The “Law & Order” franchise may steal from gory headlines, but by the end of most episodes, the carnage is neatly mopped up and the robotic detectives return to their pods in Westworld. As junk food goes, it’s beef jerky.
I’d like to report that “Shots Fired,” premiering Wednesday on Fox, is prime rib. It’s not, but the 10-part series comes close at times, thanks to a fierce performance from Sanaa Lathan and subtle directorial touches.
The story opens seconds after a deputy (Mack Wilds) in a sleepy North Carolina town kills a teenager during a routine traffic stop. The cop is black; the teen is white.
The circumstances trigger interest from the U.S. Department of Justice, represented by an ambitious young black prosecutor, Preston Terry (Stephan James), whose cockiness would get him canned anywhere other than a prime-time soap opera, and investigator Ashe Akino (Lathan). A female version of Mel Gibson’s “Lethal Weapon” character Martin Riggs, she’s riddled with guilt over a police shooting years ago. The friction/friendship between the mismatched partners is one of the best things “Shots” has going.
Creators Gina Prince-Bythewood and Reggie Rock Bythewood hope to spark a conversation about race relations and police corruption in modern-day America, but fall short. The case, which somewhat inexplicably incorporates the underreported death of a black teenager, is a bit of a yawner — the real-life twists and turns in the death of Michael Brown in Ferguson, Mo., are far more compelling. And the No. 1 suspect in the black teen’s death, a rich businessman who wants to build a mega-jail, is nothing more than a country-fried caricature. He’s played by Richard Dreyfuss, who seems to have picked up his accent from binge-watching “Designing Women.”
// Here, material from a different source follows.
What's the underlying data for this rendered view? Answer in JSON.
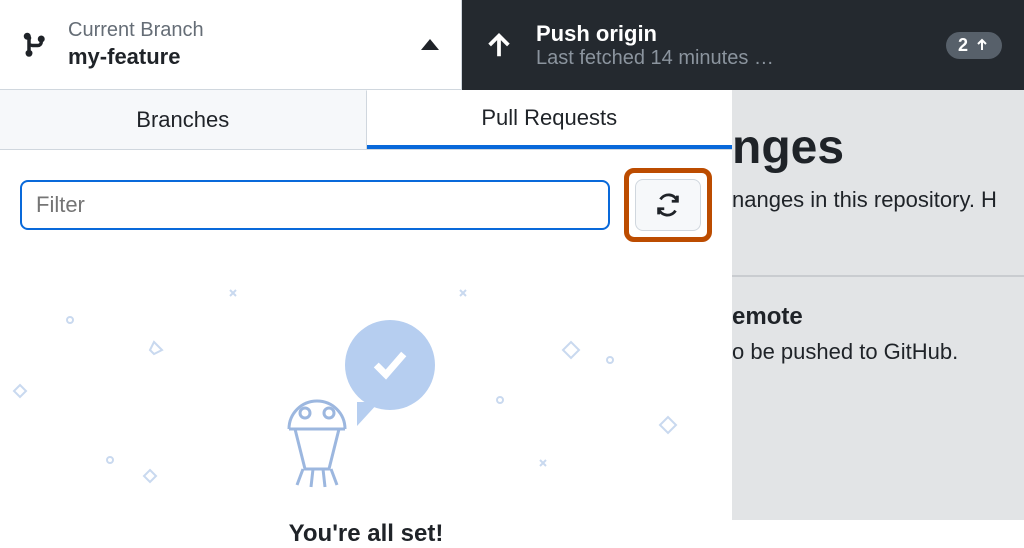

In terms of generating debate at the dinner table, the Bythewoods can’t hold a candle to the third season of ABC’s “American Crime,” also set in North Carolina.
“Shots” works best when it steps off the soap box and takes a street-level perspective. In one of the most moving moments of the first six episodes, the grieving mothers of the two slain children are chauffeured separately to a talk-show appearance, the radio blaring news reports in each vehicle. The white mother orders the limo driver to turn it off. The black mother clearly wants to do the same, but stops herself — she’s been conditioned not to make such requests. It’s a quiet but effective statement on privilege.
In another scene, oily Sheriff Platt (Will Patton) teaches Terry a lesson by pulling over a white family on the highway and ordering the prosecutor to frisk the suspects. Nothing shocking happens, but the scene is more tense than a four-car chase.
And then there’s Lathan. The actress seemed poised for stardom after a breakout role in 2000’s “Love & Basketball,” created by Prince-Bythewood, but never got another opportunity to showcase her depth and talent. This is finally it. Her Akino is a hard-drinking, seductive, volatile mother who lets her daughter’s nanny know she doesn’t appreciate her enforcing bedtime by hurling a vase near her head. She’s also vulnerable, especially when threatened with separation from her child.
It’s the kind of performance that makes you wish “Shots” was firing on all cylinders. The fact that it’s only occasionally on target will have to suffice.